A college student in Mill Creek, Wash., writes:
I don't think most people who drive old cars worry about them getting broken into. I didn't until one night when I got off work and found the door messed up on my 1997 Ford Ranger and my backpack dumped out on the seat. Someone had broken in and stolen around $5 in change. The real problem was, they caused about $600 damage doing it.
I was mad, but I learned a few things:
- Don't think "it won't happen to me." It didn't matter that I was in a safe neighborhood.
- Clean out your car. Besides spare change on the console and the backpack, I had coats and some clutter in the truck. I'm sure they thought they'd find something worth stealing.
- Pick your parking spot carefully. I was at the back of the parking lot next to some bushes. Nobody saw anything.

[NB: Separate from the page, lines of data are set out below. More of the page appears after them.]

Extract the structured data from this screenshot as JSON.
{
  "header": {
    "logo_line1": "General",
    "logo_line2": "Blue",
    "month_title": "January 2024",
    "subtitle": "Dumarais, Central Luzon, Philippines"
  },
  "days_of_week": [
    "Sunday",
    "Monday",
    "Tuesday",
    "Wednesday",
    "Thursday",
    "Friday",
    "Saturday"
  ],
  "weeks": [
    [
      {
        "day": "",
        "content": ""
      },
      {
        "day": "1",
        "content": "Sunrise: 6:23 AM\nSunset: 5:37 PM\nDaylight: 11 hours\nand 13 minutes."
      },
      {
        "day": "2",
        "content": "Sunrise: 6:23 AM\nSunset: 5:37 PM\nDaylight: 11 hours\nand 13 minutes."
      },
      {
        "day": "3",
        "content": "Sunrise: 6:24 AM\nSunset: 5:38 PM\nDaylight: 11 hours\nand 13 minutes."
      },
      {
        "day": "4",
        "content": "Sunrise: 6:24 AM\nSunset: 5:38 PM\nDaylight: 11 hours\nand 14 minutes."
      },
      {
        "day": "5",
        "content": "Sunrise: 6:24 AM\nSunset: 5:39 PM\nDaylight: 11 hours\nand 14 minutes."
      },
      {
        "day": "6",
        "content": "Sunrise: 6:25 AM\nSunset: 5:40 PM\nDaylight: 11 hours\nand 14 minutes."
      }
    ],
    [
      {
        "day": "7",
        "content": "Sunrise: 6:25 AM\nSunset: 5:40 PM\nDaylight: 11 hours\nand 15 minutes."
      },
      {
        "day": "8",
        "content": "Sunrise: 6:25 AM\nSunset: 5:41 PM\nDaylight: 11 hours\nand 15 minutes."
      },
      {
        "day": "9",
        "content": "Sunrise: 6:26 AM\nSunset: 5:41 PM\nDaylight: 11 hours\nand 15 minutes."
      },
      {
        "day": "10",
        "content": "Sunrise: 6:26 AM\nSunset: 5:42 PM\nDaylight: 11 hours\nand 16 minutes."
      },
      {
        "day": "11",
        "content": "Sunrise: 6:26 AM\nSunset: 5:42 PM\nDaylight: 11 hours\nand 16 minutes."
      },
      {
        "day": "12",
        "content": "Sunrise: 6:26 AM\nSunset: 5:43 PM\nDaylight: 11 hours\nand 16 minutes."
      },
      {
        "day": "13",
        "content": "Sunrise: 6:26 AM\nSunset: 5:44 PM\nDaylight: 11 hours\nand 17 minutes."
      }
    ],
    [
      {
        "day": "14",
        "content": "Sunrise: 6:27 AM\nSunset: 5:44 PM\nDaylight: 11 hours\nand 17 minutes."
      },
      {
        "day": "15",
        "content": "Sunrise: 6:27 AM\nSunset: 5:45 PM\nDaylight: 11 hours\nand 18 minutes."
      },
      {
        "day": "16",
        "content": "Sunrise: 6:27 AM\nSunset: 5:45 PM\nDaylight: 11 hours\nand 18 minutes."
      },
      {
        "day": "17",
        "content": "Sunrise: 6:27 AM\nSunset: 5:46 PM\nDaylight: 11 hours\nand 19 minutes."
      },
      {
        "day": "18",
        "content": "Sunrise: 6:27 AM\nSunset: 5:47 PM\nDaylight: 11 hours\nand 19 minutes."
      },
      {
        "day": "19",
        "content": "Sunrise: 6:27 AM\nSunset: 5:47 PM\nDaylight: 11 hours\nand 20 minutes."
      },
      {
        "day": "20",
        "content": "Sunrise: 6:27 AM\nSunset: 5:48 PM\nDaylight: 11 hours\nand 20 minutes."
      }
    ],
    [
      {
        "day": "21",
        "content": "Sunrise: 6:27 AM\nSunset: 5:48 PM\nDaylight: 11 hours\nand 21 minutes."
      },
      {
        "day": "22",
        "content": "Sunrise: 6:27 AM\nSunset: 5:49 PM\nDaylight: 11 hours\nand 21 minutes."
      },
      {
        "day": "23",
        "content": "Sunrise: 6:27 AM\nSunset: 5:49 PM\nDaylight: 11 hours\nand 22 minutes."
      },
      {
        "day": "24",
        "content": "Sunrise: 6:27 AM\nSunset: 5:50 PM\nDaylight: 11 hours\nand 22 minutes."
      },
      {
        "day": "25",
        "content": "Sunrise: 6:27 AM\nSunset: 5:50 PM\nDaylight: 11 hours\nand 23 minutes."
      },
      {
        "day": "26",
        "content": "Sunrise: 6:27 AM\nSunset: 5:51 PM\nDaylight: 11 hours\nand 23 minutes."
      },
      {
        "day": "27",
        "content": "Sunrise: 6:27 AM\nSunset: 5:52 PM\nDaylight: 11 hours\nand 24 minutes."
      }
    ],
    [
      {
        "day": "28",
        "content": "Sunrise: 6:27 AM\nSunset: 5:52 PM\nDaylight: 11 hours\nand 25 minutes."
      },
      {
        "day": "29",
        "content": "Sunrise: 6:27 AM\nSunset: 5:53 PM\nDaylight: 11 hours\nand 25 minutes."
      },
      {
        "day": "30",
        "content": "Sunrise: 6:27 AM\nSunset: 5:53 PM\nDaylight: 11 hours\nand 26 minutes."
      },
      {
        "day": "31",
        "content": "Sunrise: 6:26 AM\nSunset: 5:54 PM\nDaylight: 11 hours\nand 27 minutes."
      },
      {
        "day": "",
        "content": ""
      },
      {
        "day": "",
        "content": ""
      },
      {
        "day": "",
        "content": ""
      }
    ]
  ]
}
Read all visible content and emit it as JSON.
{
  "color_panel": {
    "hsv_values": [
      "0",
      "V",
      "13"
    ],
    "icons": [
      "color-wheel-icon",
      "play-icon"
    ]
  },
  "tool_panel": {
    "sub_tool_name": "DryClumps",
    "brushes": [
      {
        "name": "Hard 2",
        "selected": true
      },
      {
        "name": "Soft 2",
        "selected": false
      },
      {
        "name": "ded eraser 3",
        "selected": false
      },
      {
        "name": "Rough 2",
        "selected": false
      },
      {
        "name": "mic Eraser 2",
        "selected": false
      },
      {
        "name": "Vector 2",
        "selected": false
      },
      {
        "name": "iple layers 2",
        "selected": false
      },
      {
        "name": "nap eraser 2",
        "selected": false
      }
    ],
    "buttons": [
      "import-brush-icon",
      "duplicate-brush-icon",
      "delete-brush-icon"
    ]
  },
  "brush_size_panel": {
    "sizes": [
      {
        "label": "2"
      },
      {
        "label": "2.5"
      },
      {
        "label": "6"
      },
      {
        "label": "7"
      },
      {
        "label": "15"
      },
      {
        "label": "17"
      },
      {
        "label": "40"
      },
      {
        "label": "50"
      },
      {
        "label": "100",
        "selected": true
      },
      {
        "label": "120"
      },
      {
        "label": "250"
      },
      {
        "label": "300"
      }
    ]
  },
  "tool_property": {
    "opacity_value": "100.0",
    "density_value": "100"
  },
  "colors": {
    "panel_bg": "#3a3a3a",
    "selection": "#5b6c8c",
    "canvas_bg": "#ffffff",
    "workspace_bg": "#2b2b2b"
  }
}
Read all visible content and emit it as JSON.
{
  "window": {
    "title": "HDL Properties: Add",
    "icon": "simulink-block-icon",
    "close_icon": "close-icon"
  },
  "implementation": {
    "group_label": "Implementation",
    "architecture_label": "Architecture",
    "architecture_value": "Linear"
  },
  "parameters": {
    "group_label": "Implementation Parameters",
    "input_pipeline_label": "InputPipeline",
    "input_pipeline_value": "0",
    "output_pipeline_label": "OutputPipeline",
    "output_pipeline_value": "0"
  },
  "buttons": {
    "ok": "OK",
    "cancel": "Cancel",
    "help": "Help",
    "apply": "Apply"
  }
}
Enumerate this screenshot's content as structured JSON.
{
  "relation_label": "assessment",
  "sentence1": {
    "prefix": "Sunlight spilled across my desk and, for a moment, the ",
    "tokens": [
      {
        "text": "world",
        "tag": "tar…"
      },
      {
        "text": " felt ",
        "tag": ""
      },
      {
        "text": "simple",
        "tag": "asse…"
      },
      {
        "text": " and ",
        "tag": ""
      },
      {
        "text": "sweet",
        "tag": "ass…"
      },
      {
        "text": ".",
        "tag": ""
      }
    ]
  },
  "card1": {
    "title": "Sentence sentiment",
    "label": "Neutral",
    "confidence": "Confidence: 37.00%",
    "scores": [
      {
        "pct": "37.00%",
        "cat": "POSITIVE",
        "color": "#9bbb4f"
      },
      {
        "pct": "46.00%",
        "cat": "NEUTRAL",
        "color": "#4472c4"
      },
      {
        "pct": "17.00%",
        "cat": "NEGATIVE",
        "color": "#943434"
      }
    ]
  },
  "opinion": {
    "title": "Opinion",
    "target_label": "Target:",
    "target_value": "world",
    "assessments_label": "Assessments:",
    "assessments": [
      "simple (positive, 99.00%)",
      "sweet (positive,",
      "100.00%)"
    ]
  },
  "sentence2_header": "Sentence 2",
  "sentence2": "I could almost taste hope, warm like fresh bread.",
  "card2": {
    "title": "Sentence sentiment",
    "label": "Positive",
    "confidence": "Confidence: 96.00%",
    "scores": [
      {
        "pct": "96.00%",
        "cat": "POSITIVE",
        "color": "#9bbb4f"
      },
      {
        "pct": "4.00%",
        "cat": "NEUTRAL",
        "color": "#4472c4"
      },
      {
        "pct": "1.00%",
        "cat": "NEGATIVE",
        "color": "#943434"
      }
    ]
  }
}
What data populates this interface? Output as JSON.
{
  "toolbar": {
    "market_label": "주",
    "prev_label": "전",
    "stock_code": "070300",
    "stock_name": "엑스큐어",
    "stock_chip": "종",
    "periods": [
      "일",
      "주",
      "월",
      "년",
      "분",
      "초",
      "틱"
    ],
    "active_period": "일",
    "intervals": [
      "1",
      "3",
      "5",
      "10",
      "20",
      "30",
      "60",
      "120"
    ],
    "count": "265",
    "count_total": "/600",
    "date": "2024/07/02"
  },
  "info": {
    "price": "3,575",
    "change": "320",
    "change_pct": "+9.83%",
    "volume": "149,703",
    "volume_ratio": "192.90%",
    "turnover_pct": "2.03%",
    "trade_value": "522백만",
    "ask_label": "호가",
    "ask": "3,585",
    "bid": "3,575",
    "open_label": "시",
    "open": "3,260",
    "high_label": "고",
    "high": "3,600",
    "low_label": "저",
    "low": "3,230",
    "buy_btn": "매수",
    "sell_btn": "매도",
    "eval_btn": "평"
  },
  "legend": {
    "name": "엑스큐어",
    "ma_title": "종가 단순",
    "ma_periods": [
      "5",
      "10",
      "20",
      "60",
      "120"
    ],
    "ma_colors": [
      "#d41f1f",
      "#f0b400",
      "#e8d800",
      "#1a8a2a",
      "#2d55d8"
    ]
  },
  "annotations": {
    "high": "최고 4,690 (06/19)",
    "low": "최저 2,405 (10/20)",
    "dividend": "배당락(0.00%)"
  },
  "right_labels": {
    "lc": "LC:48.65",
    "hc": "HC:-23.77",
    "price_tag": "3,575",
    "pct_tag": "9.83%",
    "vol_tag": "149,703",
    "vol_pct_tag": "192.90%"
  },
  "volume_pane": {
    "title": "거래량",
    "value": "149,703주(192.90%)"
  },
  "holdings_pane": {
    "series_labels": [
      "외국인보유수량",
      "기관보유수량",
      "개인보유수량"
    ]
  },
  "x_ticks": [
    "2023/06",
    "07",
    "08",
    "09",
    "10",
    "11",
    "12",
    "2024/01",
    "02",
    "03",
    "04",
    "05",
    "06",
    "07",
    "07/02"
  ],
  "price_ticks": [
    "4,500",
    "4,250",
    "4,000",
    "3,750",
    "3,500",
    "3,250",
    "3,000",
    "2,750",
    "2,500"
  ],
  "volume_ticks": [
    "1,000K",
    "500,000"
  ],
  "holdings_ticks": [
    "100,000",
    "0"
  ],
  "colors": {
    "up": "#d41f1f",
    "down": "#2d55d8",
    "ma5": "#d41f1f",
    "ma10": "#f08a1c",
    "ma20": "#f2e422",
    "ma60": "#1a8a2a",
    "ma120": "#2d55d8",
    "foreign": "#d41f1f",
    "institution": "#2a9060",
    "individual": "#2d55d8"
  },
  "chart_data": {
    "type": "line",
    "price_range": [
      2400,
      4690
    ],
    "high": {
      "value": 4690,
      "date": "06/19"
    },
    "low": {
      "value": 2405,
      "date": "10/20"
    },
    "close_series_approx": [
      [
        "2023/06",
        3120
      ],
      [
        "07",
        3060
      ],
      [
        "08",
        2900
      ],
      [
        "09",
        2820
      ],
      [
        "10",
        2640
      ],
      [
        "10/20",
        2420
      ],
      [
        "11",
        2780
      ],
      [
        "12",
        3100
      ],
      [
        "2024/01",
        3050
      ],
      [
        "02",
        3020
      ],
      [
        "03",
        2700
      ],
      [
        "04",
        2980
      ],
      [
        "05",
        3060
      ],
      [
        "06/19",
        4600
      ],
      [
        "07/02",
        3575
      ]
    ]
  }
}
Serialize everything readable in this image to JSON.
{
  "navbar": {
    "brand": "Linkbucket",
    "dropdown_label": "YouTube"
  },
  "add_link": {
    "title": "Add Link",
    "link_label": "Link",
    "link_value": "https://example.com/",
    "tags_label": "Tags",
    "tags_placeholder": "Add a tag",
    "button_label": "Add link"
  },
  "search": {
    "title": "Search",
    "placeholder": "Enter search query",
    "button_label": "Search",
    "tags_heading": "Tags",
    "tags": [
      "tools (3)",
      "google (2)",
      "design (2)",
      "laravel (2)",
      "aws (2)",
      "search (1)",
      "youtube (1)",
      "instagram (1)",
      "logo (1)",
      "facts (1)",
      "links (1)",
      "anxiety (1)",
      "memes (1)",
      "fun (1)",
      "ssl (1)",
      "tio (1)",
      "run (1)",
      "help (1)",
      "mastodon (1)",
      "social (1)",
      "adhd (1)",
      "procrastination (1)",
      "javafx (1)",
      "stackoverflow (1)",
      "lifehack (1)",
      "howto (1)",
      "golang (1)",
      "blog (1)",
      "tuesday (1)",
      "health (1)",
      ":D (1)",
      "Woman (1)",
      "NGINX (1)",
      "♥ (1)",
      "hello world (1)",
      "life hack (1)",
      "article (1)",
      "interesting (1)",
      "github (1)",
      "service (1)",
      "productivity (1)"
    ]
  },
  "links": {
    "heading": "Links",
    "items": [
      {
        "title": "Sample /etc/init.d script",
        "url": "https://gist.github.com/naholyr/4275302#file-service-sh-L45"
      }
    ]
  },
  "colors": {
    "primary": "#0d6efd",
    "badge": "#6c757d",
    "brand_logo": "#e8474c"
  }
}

- Know that it will cost you. Even though I had the right kind of insurance coverage (comprehensive) to pay to fix the vandalized door, it wouldn't have been worth filing an insurance claim after paying the deductible.
- Make a police report. I didn't because I figured it wouldn't do any good. I felt guilty later, thinking I should have said something so the police could keep an eye on the area.
That's a pretty common story, although most thieves get away with more, like laptops or wallets. And the driver was lucky in another way. The thief didn't take his garage door opener and address (from papers in the glove compartment) to break into his home while he was at work.
To his advice, we'd add these prowl-prevention tips:
- Lock up, every time. In about half of car thefts, drivers forgot to lock a door or fully close a window. That percentage may be even higher for prowls.
- Park inside your locked garage whenever possible.
- When shopping, never drop off bags at the car and return to the mall. A thief could be watching.
- Carry your vehicle registration and insurance ID with you. Many people mistakenly believe they must keep their registrations and insurance ID in the car at all times (some even keep them in a pocket on the visor). However, under both Oregon and Washington law, you simply need to have them with you in case of an accident or if a law enforcement officer requests them. By safeguarding them the same as your driver's license, you can short circuit both home burglars and identity thieves looking to cash in further after a car prowl.
- Report the crime to the police. If you see the break-in happening, call 9-1-1 from a safe location. Don't risk your safety trying to stop the thief yourself. Otherwise, use the non-emergency number or, depending on your city, you may be able to file a report online. Besides giving you a chance to get your property back, reporting helps local law enforcement maintain accurate crime statistics and can alert them to trends. Keep a copy of your report or at least get the number so you can include it if you file an insurance claim.
- Photograph any damage and make a list of items stolen. If you have a home inventory with details of your missing items, it may help the police recover your property. It also will help you file a claim under your renter or homeowners insurance. (That's what covers items stolen from a car, not your car insurance.)
- Contact PEMCO ID Smart*. If the thief stole information like your address, birth date or financial account numbers, you could be vulnerable to identity fraud. As a PEMCO customer, you automatically get confidential access to a personal fraud advocate who can help you understand your risks and guide your next steps. The service is free to all family members who live in your home, and you're welcome to use it anytime, even if you don't file an insurance claim. Call 1-800-GO-PEMCO to get connected.
Being the target of a crime is stressful and unsettling. We're here to help. You can worry less knowing you can report a claim to PEMCO 24 hours a day, and you can review your coverage and deductibles online anytime using your pemco.com account.
*PEMCO ID Smart is powered by Cyberscout, the leader in fraud resolution and identity management.